I love the interpreted languages. I love PHP, Perl, Java, C# and all the others. The liberty they give you is incredible! However there is a security aspect to them: because the actual machine code is shared by the programs written in one particular language, security features / products which depend on the executable image to uniquely identify the processes, fail on them.
Some security features which may be broken in some cases are: personal firewall (they get confused and allow / deny the wrong
application) and files running under different user accounts (they may all end up running under a different account)
The method used by the runtimes can be divided in four categories:
- A single runtime process shared by all the scripts - this is very rarely used, in fact I don't know of any widely used interpreted language using this approach (there is an experimental project for Java which loads all the files in a single). The advantage of such an approach would be (slightly) better loading speed and (slightly) smaller memory footprint (depending on how big the private structures allocated for an instance are), but from the security standpoind there would be many disadvantaged:
- There would be no easy way how many
processesare running inside the same VM
- If one would to take the SHA1 hash of all the running executables (in a forensic examination for example), one would get the same hash for each running script (the one which corresponds to the interpreter), and even worse, one would get only one hash regardless of how many scripts are running inside the interpreter.
- Security products which depend on the process to uniquely identify the code trying to do certain things (like a personal firewall filtering internet access) would be unable to distinguish between the different scripts and they would allow or deny the rights to all of the scripts.
- Scripts would have to be run under the same user account (under the account the interpreter was first started). There are facilities in Windows for example for different threads of the same application to run under different user privileges but (a) it takes additional effort to implement them and (b) if there are facilities (functions or exploits) in the language which allow scripts to execute binary code directly, the script can
jump threadand execute at the privilege level of an other thread. Also, there would be a potential for information disclosure vulnerabilities between different scripts.
- There would be no easy way how many
- A second method is to have multiple instances of the interpreter executable running, one for each script. This is a very widely employed technique (Perl, PHP, Ruby, Python, Java and many others use it). This is slightly better because processes can be easily run under different user accounts and the issue of information disclosure between scripts is resolved. Also, one could determine which script corresponds to which instance fairly easily by looking at the command line of the process (which can determined with tool like Process Explorer). However the problem with security products like personal firewalls or HIPS still remain, since from their point of view all instances of the interpreter are the same.
- The third method is a variation of the second method. In this case there are small executable files corresponding to each script, which - when launched - load the interpreter - by loading a DLL or COM object for example - and then executing the script. This is the approach taken by the Adobe Apollo project for example. The method solves all but one of the problems enumerated above (the one which doesn't solve is the similar hash for running executables problem) and also is good from a usability standpoint (because it gives something to the user which is probably more familiar with - an executable file rather than a script file which needs an interpreter). There is some grey area between case two and three represented by things like script

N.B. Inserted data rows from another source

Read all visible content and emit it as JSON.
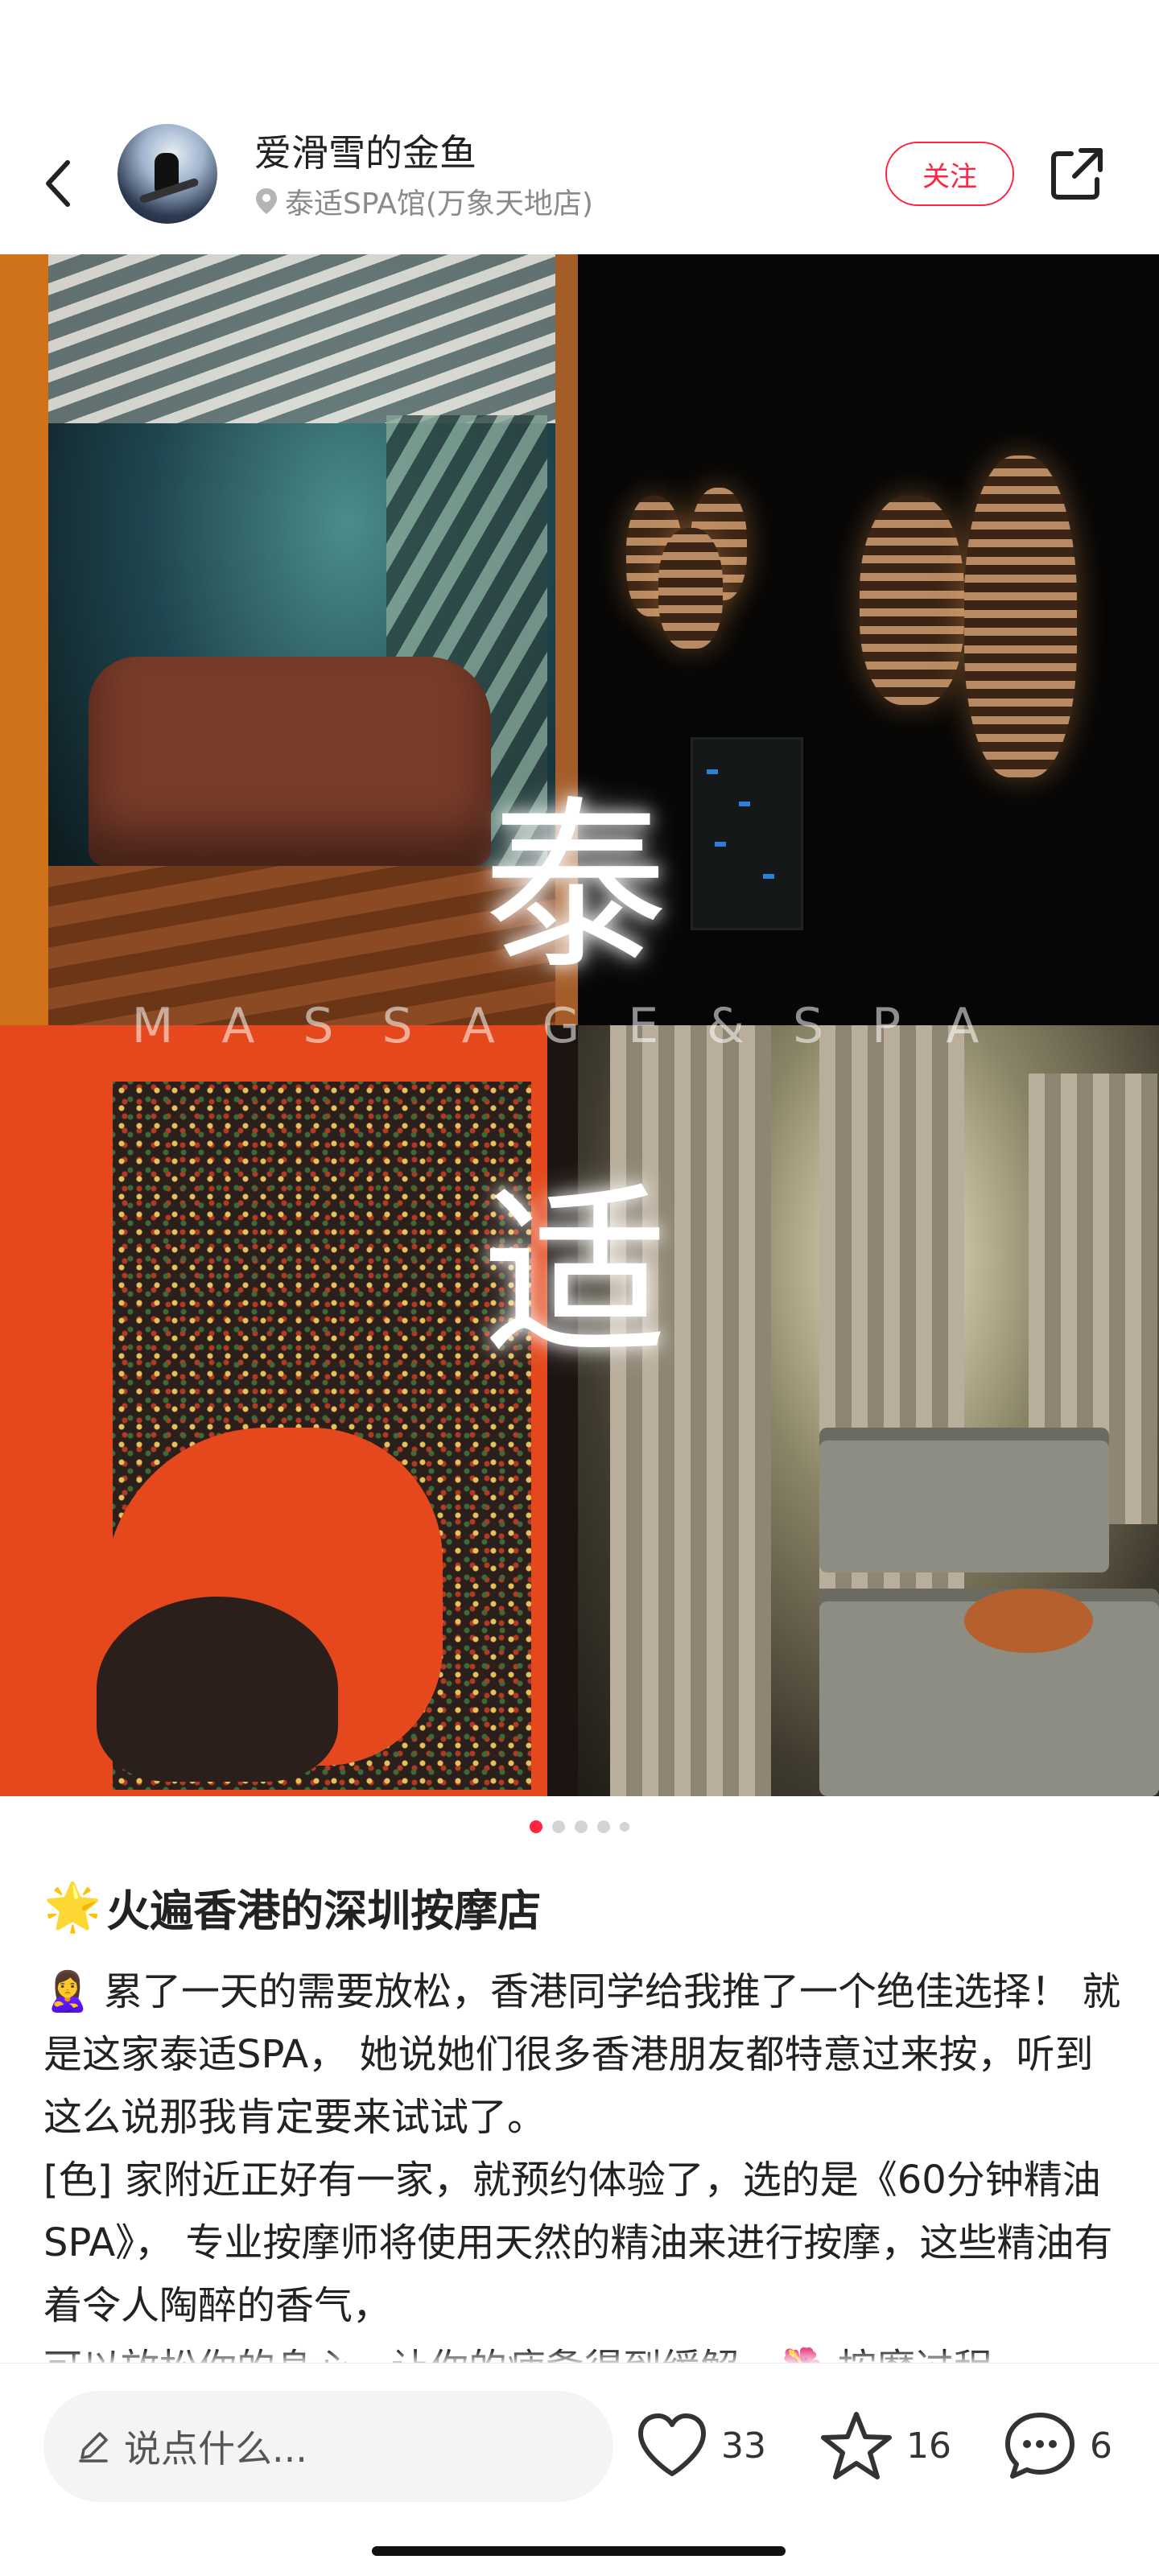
{
  "header": {
    "author_name": "爱滑雪的金鱼",
    "location": "泰适SPA馆(万象天地店)",
    "follow_label": "关注"
  },
  "hero": {
    "title_char_1": "泰",
    "title_char_2": "适",
    "subtitle": "MASSAGE&SPA",
    "page_count": 5,
    "current_page": 1
  },
  "post": {
    "title": "火遍香港的深圳按摩店",
    "title_emoji": "🌟",
    "paragraphs": [
      "🙎‍♀️ 累了一天的需要放松，香港同学给我推了一个绝佳选择！ 就是这家泰适SPA， 她说她们很多香港朋友都特意过来按，听到这么说那我肯定要来试试了。",
      "[色] 家附近正好有一家，就预约体验了，选的是《60分钟精油SPA》， 专业按摩师将使用天然的精油来进行按摩，这些精油有着令人陶醉的香气，",
      "可以放松你的身心，让你的疲惫得到缓解。🌺 按摩过程"
    ]
  },
  "bottom_bar": {
    "comment_placeholder": "说点什么...",
    "like_count": "33",
    "favorite_count": "16",
    "comment_count": "6"
  },
  "colors": {
    "accent": "#ff2442",
    "text": "#222222",
    "muted": "#8a8a8a"
  }
}
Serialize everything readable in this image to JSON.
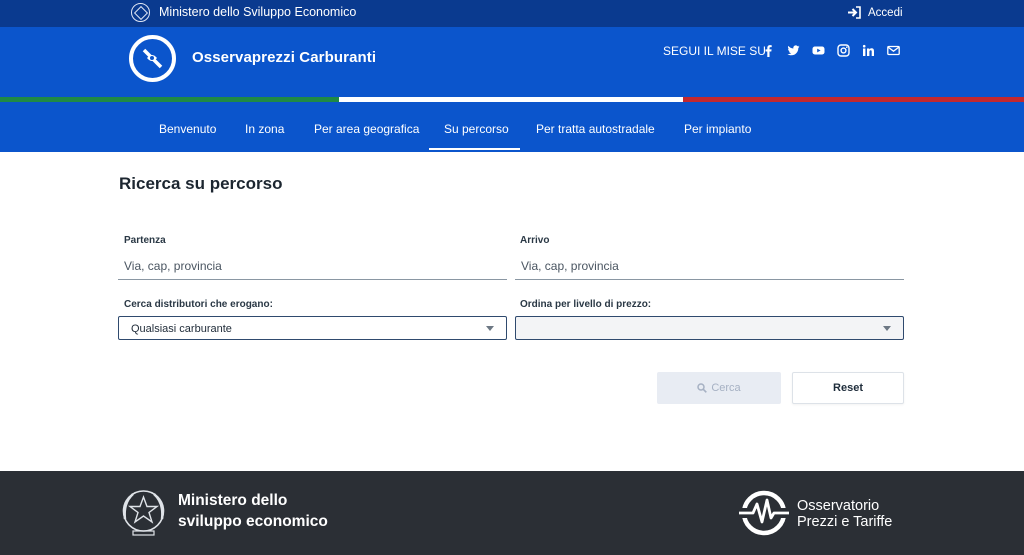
{
  "topbar": {
    "ministry": "Ministero dello Sviluppo Economico",
    "login_label": "Accedi"
  },
  "header": {
    "site_title": "Osservaprezzi Carburanti",
    "social_label": "SEGUI IL MISE SU",
    "social_icons": [
      "facebook-icon",
      "twitter-icon",
      "youtube-icon",
      "instagram-icon",
      "linkedin-icon",
      "mail-icon"
    ]
  },
  "nav": {
    "items": [
      {
        "label": "Benvenuto"
      },
      {
        "label": "In zona"
      },
      {
        "label": "Per area geografica"
      },
      {
        "label": "Su percorso"
      },
      {
        "label": "Per tratta autostradale"
      },
      {
        "label": "Per impianto"
      }
    ],
    "active": "Su percorso"
  },
  "main": {
    "title": "Ricerca su percorso",
    "partenza": {
      "label": "Partenza",
      "placeholder": "Via, cap, provincia",
      "value": ""
    },
    "arrivo": {
      "label": "Arrivo",
      "placeholder": "Via, cap, provincia",
      "value": ""
    },
    "fuel": {
      "label": "Cerca distributori che erogano:",
      "selected": "Qualsiasi carburante"
    },
    "order": {
      "label": "Ordina per livello di prezzo:",
      "selected": ""
    },
    "search_button": "Cerca",
    "reset_button": "Reset"
  },
  "footer": {
    "ministry_line1": "Ministero dello",
    "ministry_line2": "sviluppo economico",
    "observatory_line1": "Osservatorio",
    "observatory_line2": "Prezzi e Tariffe"
  },
  "colors": {
    "topbar": "#0a3a8f",
    "header": "#0b55cc",
    "flag_green": "#1f8a45",
    "flag_white": "#ffffff",
    "flag_red": "#c3282e",
    "footer": "#2b2f35"
  }
}
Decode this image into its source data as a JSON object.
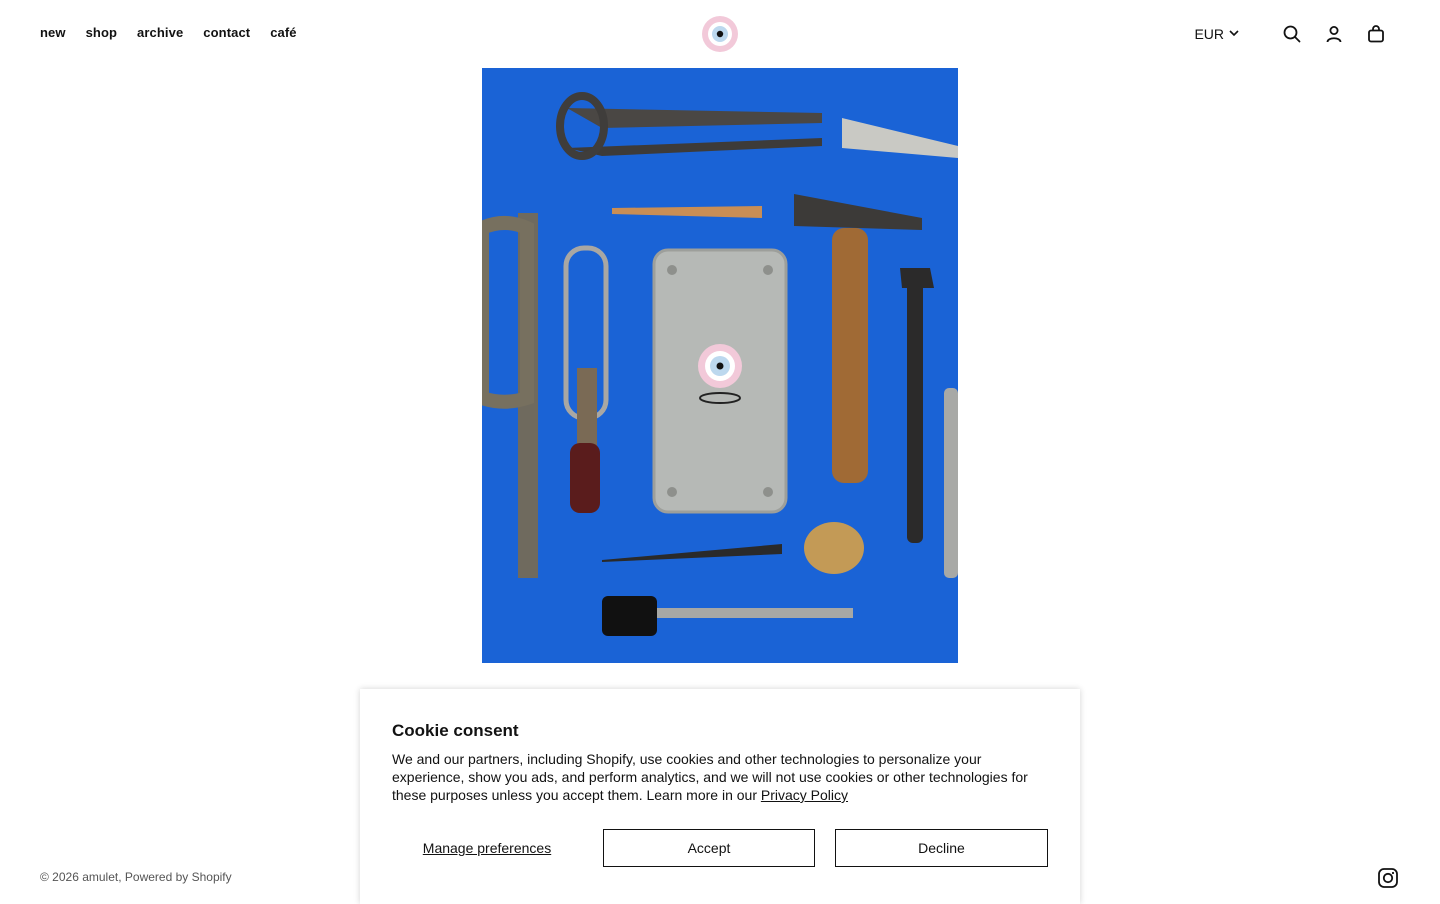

compilatorswhich bundle the script and the interpreter in one executable or the small executables used to bootstrap programs like Eclipse, which in turn run the installed Java VM (so that you are back to case two).
- Finally there is the solution which is the best from a security standpoint: the executable contains the code to be interpreted and it loads the interpreter in its own address space (as a DLL or COM object for example). This means that:
- Different executables are different (and thus have different hashes - hopefully - unless you discovered a hash collision)
- Programs which rely on the executable to determine what the process can / can't do will function correctly
- The program can easily be run under different user accounts.